My favorite memory encompasses the entirety of the two years I spent living in Miller Scholarship Hall. The scholarship halls were the lens from which I discovered KU from the first day I moved to campus. I lived with a supportive group of women, next door to the most chivalrous men at KU, and within a larger community that made me feel as though I belonged when I was away from home. The numerous late night breakfasts, conversations at dinner, and hilarious pranks that come from living in such a tight-knit group are memories I never want to forget.

When times get tough, something that helps me get through it:

…is knowing that I have too many things to be thankful for to not find comfort in being thankful for them. There will be times when absolutely everything seems difficult or impossible. There will be times when you don’t receive the position or award you thought would make a difference in your life. I’ve learned that during those times it’s important to focus on what you can do to improve today. Things do get better and other opportunities arise. The big picture will take care of itself if you’re doing what you can now to the best of your ability.

An important life lesson I have learned:

I’ve learned that it’s important to spend time focusing on others and what they need. There’s a very large difference between wanting to help people, talking about helping people, and actually helping them. In college, I’ve realized that my existence as a single person is quite meaningless if I don’t take the time to contribute to the well-being of someone else.

If I had a sister just entering college, I would want her to know…

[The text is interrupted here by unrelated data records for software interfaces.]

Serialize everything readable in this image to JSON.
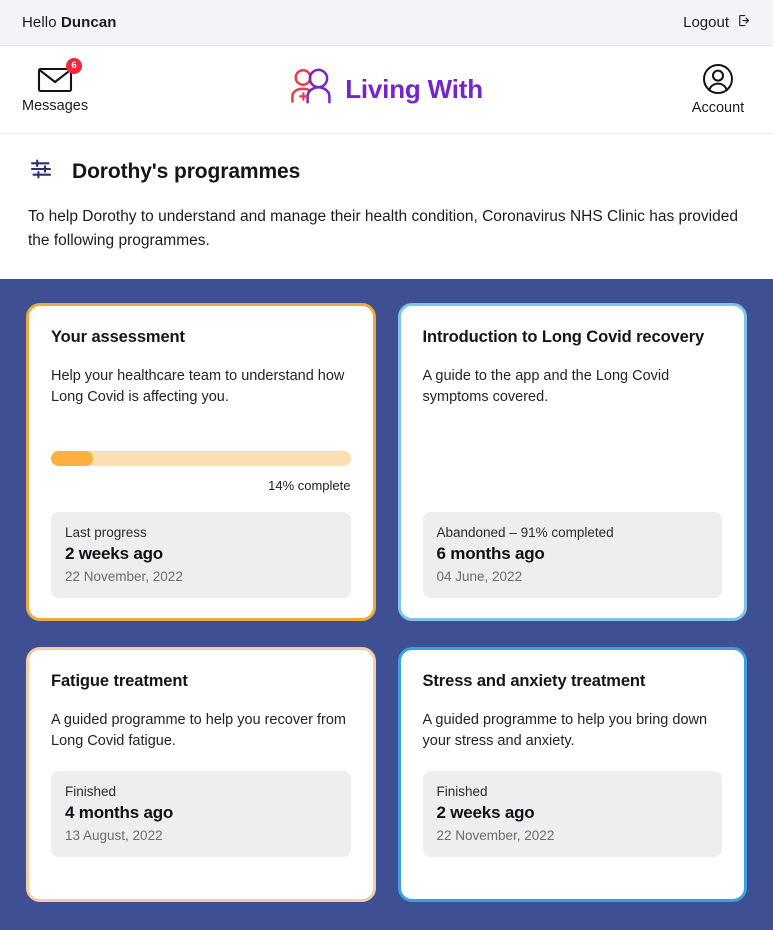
{
  "topbar": {
    "greeting_prefix": "Hello ",
    "user_name": "Duncan",
    "logout_label": "Logout"
  },
  "header": {
    "messages_label": "Messages",
    "messages_badge": "6",
    "brand_name": "Living With",
    "account_label": "Account"
  },
  "intro": {
    "title": "Dorothy's programmes",
    "body": "To help Dorothy to understand and manage their health condition, Coronavirus NHS Clinic has provided the following programmes."
  },
  "colors": {
    "page_background": "#3f4f93",
    "brand_purple": "#7526c9",
    "brand_red": "#f2394a",
    "badge_red": "#f5233b",
    "progress_fill": "#fbb040",
    "progress_track": "#fbdfb3",
    "card_border_orange": "#f0a93b",
    "card_border_light_blue": "#7fc4e8",
    "card_border_peach": "#f5cba8",
    "card_border_blue": "#3b9fe3",
    "status_box": "#eeeeee"
  },
  "cards": [
    {
      "title": "Your assessment",
      "description": "Help your healthcare team to understand how Long Covid is affecting you.",
      "border_color": "#f0a93b",
      "progress": {
        "percent": 14,
        "label": "14% complete"
      },
      "status_head": "Last progress",
      "status_main": "2 weeks ago",
      "status_date": "22 November, 2022"
    },
    {
      "title": "Introduction to Long Covid recovery",
      "description": "A guide to the app and the Long Covid symptoms covered.",
      "border_color": "#7fc4e8",
      "progress": null,
      "status_head": "Abandoned – 91% completed",
      "status_main": "6 months ago",
      "status_date": "04 June, 2022"
    },
    {
      "title": "Fatigue treatment",
      "description": "A guided programme to help you recover from Long Covid fatigue.",
      "border_color": "#f5cba8",
      "progress": null,
      "status_head": "Finished",
      "status_main": "4 months ago",
      "status_date": "13 August, 2022"
    },
    {
      "title": "Stress and anxiety treatment",
      "description": "A guided programme to help you bring down your stress and anxiety.",
      "border_color": "#3b9fe3",
      "progress": null,
      "status_head": "Finished",
      "status_main": "2 weeks ago",
      "status_date": "22 November, 2022"
    }
  ]
}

I have a sister who is younger by eight years and I’m constantly giving her college advice! I like to let her know that she will likely face a moment where she is completely at a loss for what she wants to do in life. When that happens, I advise her to explore, to try new things, and to talk to people who inspire her. Don’t let anyone tell you what you should do, but do let them help you find where your strengths are. You’ll be a better friend, sister, partner, professional, and woman if you can contribute to the world by doing what you love.

A favorite quote or saying and why it is meaningful to me:

“I was within and without, simultaneously enchanted and repelled by the inexhaustible variety of life.”
– F. Scott Fitzgerald

This quote is meaningful to me because it’s an accurate representation of the ebb and flow of life. There will be both good times and bad, and randomly much more of one than the other. Living isn’t meant to be a constant stream of happiness and ease. Though those moments will be there, they’ll be scattered among times of hard work, loss, and disappointment. By being aware of both and how they relate to each other, I’m able to truly appreciate the crooked path life can be.